Investing Theory

Unraveling the True Mechanics of Stock Investing

October 12, 2023

Investing in stocks compared to investing in other assets seems quite tempting, not only in terms of achievable returns, but primarily due to the ability to assess the real value of a given company.

The price of a single share on the stock exchange is nothing more than a (partial) value of a piece of a company. By multiplying the price of a single share by the number of shares in circulation, we obtain the company’s market capitalization, or its stock market value.

The company’s market capitalization is the amount an investor would need to have to buy all the shares of that particular company from the stock exchange at a specific moment. Let’s assume that a company’s market capitalization is 100 million and there is a bold investor who decides to buy all the shares from the market, as they intend to carry out a so-called hostile takeover. Let’s also assume that they succeed.

But before that, let’s consider why anyone would want to buy all the shares from the market.

How to Know How Much the Company is Worth?

Firstly, the investor may have determined that the real value of the assets held by the company exceeds the amount of 100 million. The company’s assets may include production lines, buildings, patents, licenses, vehicle fleets, goods already produced but not yet sold, cash on hand, and all other tangible items that together make up the book value of the enterprise.

If the investor calculated (or simply checked in the financial statement) that the actual book value of the company is 150 million, then it was a very good idea to buy all its shares for a total amount of 100 million, because now the investor can hire a liquidator and sell the company’s assets to receive 150 million in cash.

This is, of course, a considerable simplification but clearly illustrates the reason why a trader would be interested in buying shares of a given company. A situation where the company’s market capitalization (its current market value) is lower than the value of its real assets (the company’s book value) may present an attractive investment opportunity.

In the real world, such situations rarely last for a long time in the case of good companies, but they occur quite frequently in short periods. This is because the current share price on the stock exchange, or the company's market capitalization, is not determined by accountants, financial directors, or even any rational factors, but – frankly – by the crowd.

The Difference Between Value and Price

The share price at a given moment is shaped by the general pool of investors, consisting of pension funds, hedge funds, investment banks, and individual clients who have entrusted their money to their funds or trade on the stock exchange on their own account.

The crowd is subject to emotions and sentiment, and sometimes even panics.
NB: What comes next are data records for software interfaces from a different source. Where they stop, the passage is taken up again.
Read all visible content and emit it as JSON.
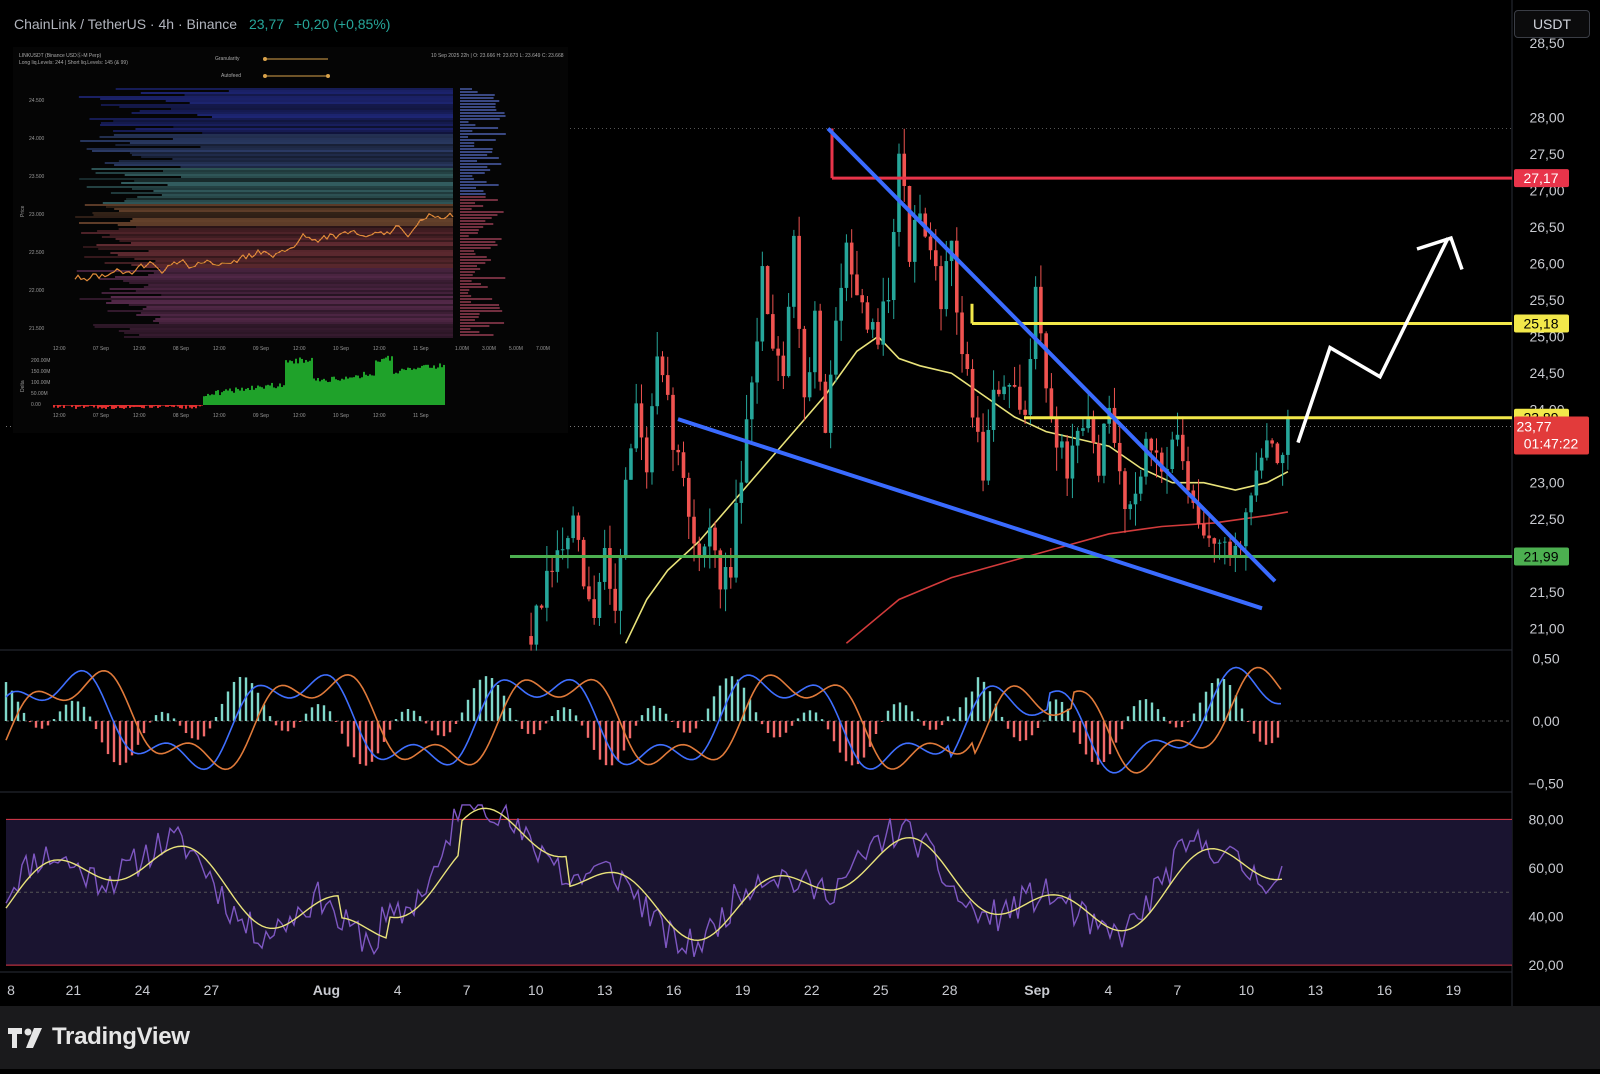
{
  "header": {
    "symbol": "ChainLink / TetherUS · 4h · Binance",
    "last": "23,77",
    "change": "+0,20 (+0,85%)"
  },
  "currency_button": "USDT",
  "brand": "TradingView",
  "colors": {
    "bull": "#26a69a",
    "bear": "#ef5350",
    "wedge": "#3a6bff",
    "resistance_red": "#e8344a",
    "resistance_yellow": "#f2e84a",
    "support_green": "#4caf50",
    "ma_fast": "#e9e37a",
    "ma_slow": "#d23b3b",
    "macd": "#3f6fff",
    "signal": "#e07a3a",
    "rsi": "#7e57c2",
    "rsi_ma": "#e9e37a"
  },
  "price_badges": {
    "r1": "27,17",
    "r2": "25,18",
    "r3": "23,89",
    "current": "23,77",
    "countdown": "01:47:22",
    "support": "21,99"
  },
  "inset": {
    "title_line1": "LINKUSDT (Binance USDⓈ-M Perp)",
    "title_line2": "Long liq.Levels: 244 | Short liq.Levels: 145 (& 99)",
    "legend1": "Granularity",
    "legend2": "Autofeed",
    "ohlc": "10 Sep 2025 22h | O: 23.666 H: 23.673 L: 23.649 C: 23.668",
    "price_ticks": [
      "24.500",
      "24.000",
      "23.500",
      "23.000",
      "22.500",
      "22.000",
      "21.500"
    ],
    "y_label": "Price",
    "delta_label": "Delta",
    "delta_ticks": [
      "200.00M",
      "150.00M",
      "100.00M",
      "50.00M",
      "0.00"
    ],
    "vol_ticks": [
      "1.00M",
      "3.00M",
      "5.00M",
      "7.00M"
    ],
    "x_ticks": [
      "12:00",
      "07 Sep",
      "12:00",
      "08 Sep",
      "12:00",
      "09 Sep",
      "12:00",
      "10 Sep",
      "12:00",
      "11 Sep"
    ]
  },
  "chart_data": [
    {
      "type": "candlestick",
      "title": "ChainLink / TetherUS · 4h · Binance",
      "y_ticks": [
        "28,00",
        "27,50",
        "27,00",
        "26,50",
        "26,00",
        "25,50",
        "25,00",
        "24,50",
        "24,00",
        "23,50",
        "23,00",
        "22,50",
        "22,00",
        "21,50",
        "21,00"
      ],
      "ylim": [
        20.75,
        28.35
      ],
      "x_ticks": [
        "8",
        "21",
        "24",
        "27",
        "Aug",
        "4",
        "7",
        "10",
        "13",
        "16",
        "19",
        "22",
        "25",
        "28",
        "Sep",
        "4",
        "7",
        "10",
        "13",
        "16",
        "19"
      ],
      "levels": [
        {
          "value": 27.17,
          "color": "red"
        },
        {
          "value": 25.18,
          "color": "yellow"
        },
        {
          "value": 23.89,
          "color": "yellow"
        },
        {
          "value": 21.99,
          "color": "green"
        }
      ],
      "last_price": 23.77,
      "wedge_upper": [
        {
          "x": "Aug 21 12:00",
          "y": 27.85
        },
        {
          "x": "Sep 11",
          "y": 21.65
        }
      ],
      "wedge_lower": [
        {
          "x": "Aug 16",
          "y": 23.87
        },
        {
          "x": "Sep 12",
          "y": 21.28
        }
      ],
      "projection": [
        {
          "x": "Sep 11",
          "y": 23.55
        },
        {
          "x": "Sep 12",
          "y": 24.9
        },
        {
          "x": "Sep 13",
          "y": 24.45
        },
        {
          "x": "Sep 15",
          "y": 26.2
        }
      ],
      "price_path": [
        [
          0,
          20.9
        ],
        [
          4,
          21.8
        ],
        [
          8,
          22.4
        ],
        [
          10,
          21.6
        ],
        [
          12,
          21.1
        ],
        [
          14,
          22.1
        ],
        [
          16,
          21.3
        ],
        [
          18,
          23.0
        ],
        [
          20,
          24.0
        ],
        [
          22,
          23.2
        ],
        [
          24,
          24.6
        ],
        [
          26,
          24.0
        ],
        [
          28,
          23.3
        ],
        [
          30,
          22.6
        ],
        [
          32,
          22.0
        ],
        [
          34,
          22.4
        ],
        [
          36,
          21.5
        ],
        [
          38,
          21.9
        ],
        [
          40,
          23.1
        ],
        [
          42,
          24.2
        ],
        [
          44,
          25.9
        ],
        [
          46,
          25.0
        ],
        [
          48,
          24.6
        ],
        [
          50,
          26.3
        ],
        [
          52,
          24.2
        ],
        [
          54,
          25.2
        ],
        [
          56,
          23.6
        ],
        [
          58,
          25.1
        ],
        [
          60,
          26.5
        ],
        [
          62,
          25.6
        ],
        [
          64,
          24.9
        ],
        [
          66,
          25.1
        ],
        [
          68,
          25.7
        ],
        [
          70,
          27.6
        ],
        [
          72,
          26.2
        ],
        [
          74,
          26.6
        ],
        [
          76,
          26.0
        ],
        [
          78,
          25.6
        ],
        [
          80,
          26.1
        ],
        [
          82,
          24.8
        ],
        [
          84,
          24.0
        ],
        [
          86,
          23.2
        ],
        [
          88,
          24.1
        ],
        [
          90,
          24.4
        ],
        [
          92,
          24.1
        ],
        [
          94,
          23.8
        ],
        [
          96,
          25.9
        ],
        [
          98,
          24.2
        ],
        [
          100,
          23.6
        ],
        [
          102,
          23.2
        ],
        [
          104,
          23.5
        ],
        [
          106,
          23.8
        ],
        [
          108,
          23.3
        ],
        [
          110,
          23.9
        ],
        [
          112,
          23.1
        ],
        [
          114,
          22.6
        ],
        [
          116,
          23.3
        ],
        [
          118,
          23.5
        ],
        [
          120,
          23.2
        ],
        [
          122,
          23.6
        ],
        [
          124,
          23.3
        ],
        [
          126,
          22.5
        ],
        [
          128,
          22.2
        ],
        [
          130,
          22.3
        ],
        [
          132,
          22.0
        ],
        [
          134,
          22.1
        ],
        [
          136,
          22.5
        ],
        [
          138,
          23.2
        ],
        [
          140,
          23.5
        ],
        [
          142,
          23.3
        ],
        [
          144,
          23.8
        ]
      ],
      "ma_fast": [
        [
          18,
          20.8
        ],
        [
          22,
          21.4
        ],
        [
          26,
          21.8
        ],
        [
          32,
          22.2
        ],
        [
          38,
          22.7
        ],
        [
          44,
          23.2
        ],
        [
          50,
          23.7
        ],
        [
          56,
          24.2
        ],
        [
          62,
          24.8
        ],
        [
          66,
          25.0
        ],
        [
          70,
          24.7
        ],
        [
          74,
          24.6
        ],
        [
          80,
          24.5
        ],
        [
          86,
          24.2
        ],
        [
          92,
          23.9
        ],
        [
          98,
          23.7
        ],
        [
          104,
          23.6
        ],
        [
          110,
          23.5
        ],
        [
          116,
          23.2
        ],
        [
          122,
          23.0
        ],
        [
          128,
          23.0
        ],
        [
          134,
          22.9
        ],
        [
          140,
          23.0
        ],
        [
          144,
          23.15
        ]
      ],
      "ma_slow": [
        [
          60,
          20.8
        ],
        [
          70,
          21.4
        ],
        [
          80,
          21.7
        ],
        [
          90,
          21.9
        ],
        [
          100,
          22.1
        ],
        [
          110,
          22.3
        ],
        [
          120,
          22.4
        ],
        [
          130,
          22.45
        ],
        [
          140,
          22.55
        ],
        [
          144,
          22.6
        ]
      ],
      "current_time_countdown": "01:47:22"
    },
    {
      "type": "macd",
      "y_ticks": [
        "0,50",
        "0,00",
        "−0,50"
      ],
      "ylim": [
        -0.55,
        0.55
      ]
    },
    {
      "type": "rsi",
      "y_ticks": [
        "80,00",
        "60,00",
        "40,00",
        "20,00"
      ],
      "ylim": [
        18,
        88
      ],
      "bands": [
        80,
        20
      ],
      "midline": 50
    }
  ]
}
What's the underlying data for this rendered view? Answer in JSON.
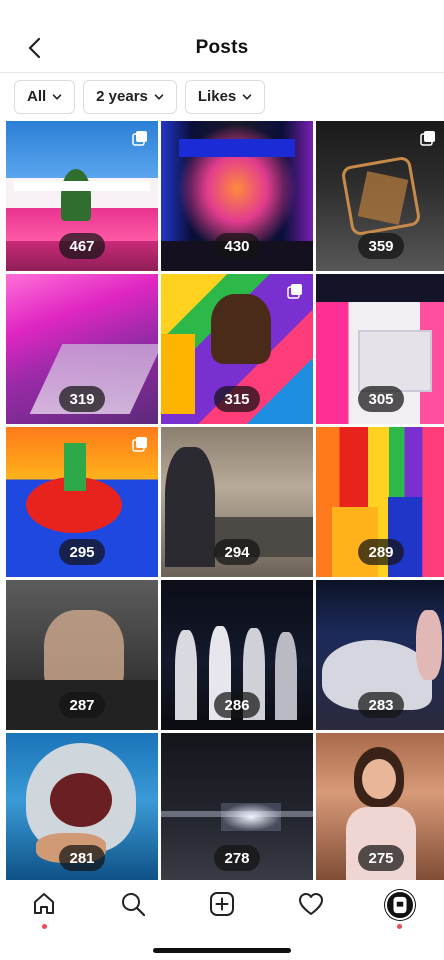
{
  "header": {
    "title": "Posts"
  },
  "filters": [
    {
      "label": "All"
    },
    {
      "label": "2 years"
    },
    {
      "label": "Likes"
    }
  ],
  "posts": [
    {
      "count": "467",
      "multi": true
    },
    {
      "count": "430",
      "multi": false
    },
    {
      "count": "359",
      "multi": true
    },
    {
      "count": "319",
      "multi": false
    },
    {
      "count": "315",
      "multi": true
    },
    {
      "count": "305",
      "multi": false
    },
    {
      "count": "295",
      "multi": true
    },
    {
      "count": "294",
      "multi": false
    },
    {
      "count": "289",
      "multi": false
    },
    {
      "count": "287",
      "multi": false
    },
    {
      "count": "286",
      "multi": false
    },
    {
      "count": "283",
      "multi": false
    },
    {
      "count": "281",
      "multi": false
    },
    {
      "count": "278",
      "multi": false
    },
    {
      "count": "275",
      "multi": false
    }
  ],
  "tabs": [
    {
      "icon": "home-icon",
      "active_dot": true
    },
    {
      "icon": "search-icon",
      "active_dot": false
    },
    {
      "icon": "add-post-icon",
      "active_dot": false
    },
    {
      "icon": "heart-icon",
      "active_dot": false
    },
    {
      "icon": "profile-avatar",
      "active_dot": true
    }
  ],
  "colors": {
    "notification_dot": "#ed4956",
    "badge_bg": "#141414"
  }
}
The crowd can bring the stock market price of shares to absurdly low levels without any specific reason. In a world of almost perfect correlation, there are situations where good shares will fall simply because the entire market is falling. Often this has nothing to do with the condition of the specific company.

Emotional investors visualization.

If a company announces a 3% decrease in profits, its shares may fall by 30% within a week, although such a decline in the company’s value is not justified, because – according to the rules of mathematics – if we currently get 3% less profit for one share, the value of the share should also fall by 3%. Not at all.

The crowd relies on sentiment. When an individual sees the crowd running in a certain direction, they run with it. That’s why the stock price on the stock exchange in shorter time intervals can be very detached from the real value of the stock, which can make the stock market seem somewhat frustrating for novice investors.

However, from a professional investor’s perspective, there is nothing better in the market, because only in such absurd situations does a sensible trader have a chance to buy good shares at a decent price.

The Market is Not an Efficient Machine

If the market were efficient – meaning it honestly and adequately priced all shares at all times – we would have nothing to look for on the stock exchange because there would be no such thing as a “bargain”. The only way to make money here is to buy low and sell high. In other words, one must look for opportunities on the stock exchange.

Therefore, if all traders behaved one hundred percent rationally and always priced shares fairly, investment opportunities would never arise.

In conclusion: market inefficiency and its irrational behavior in the short term (weeks or months), although often incredibly annoying, actually allow experienced investors who know what they are doing and can keep their cool in the face of the crowd to make money.

The remaining question is how long this kind of situation, where a company’s market capitalization deviates from its book value, will persist in the market. Well, it can be a week, a month, or a year. Everything depends on sentiment – the attitude toward the stock market itself.

However, if everything is fine with the company and we are not dealing with a company on the verge of bankruptcy, investors will sooner or later be tempted by its shares. A situation where physical assets worth 150 million can be bought for 100 million certainly represents an interesting opportunity.

Summing Up…

When investors’ optimism about the market begins to grow again, the stock prices that have been undervalued compared to their intrinsic value will start to rise with it. There is no magic in this, and no mathematical indicators are needed. It is an age-old law of trade – if something is good and cheap, it is worth buying to sell later at a higher price.

The whole art is to learn to analyze companies in such a way that one can assess whether shares are cheap or expensive at a given moment, and more importantly, whether they are even worth buying at all.

Start your free trial

And save 97% time spent on stock analysis!

Similar posts

Start your 7-day free trial

Automate your research and quickly find undervalued stocks.
Get Started →
No credit card required
Cancel anytime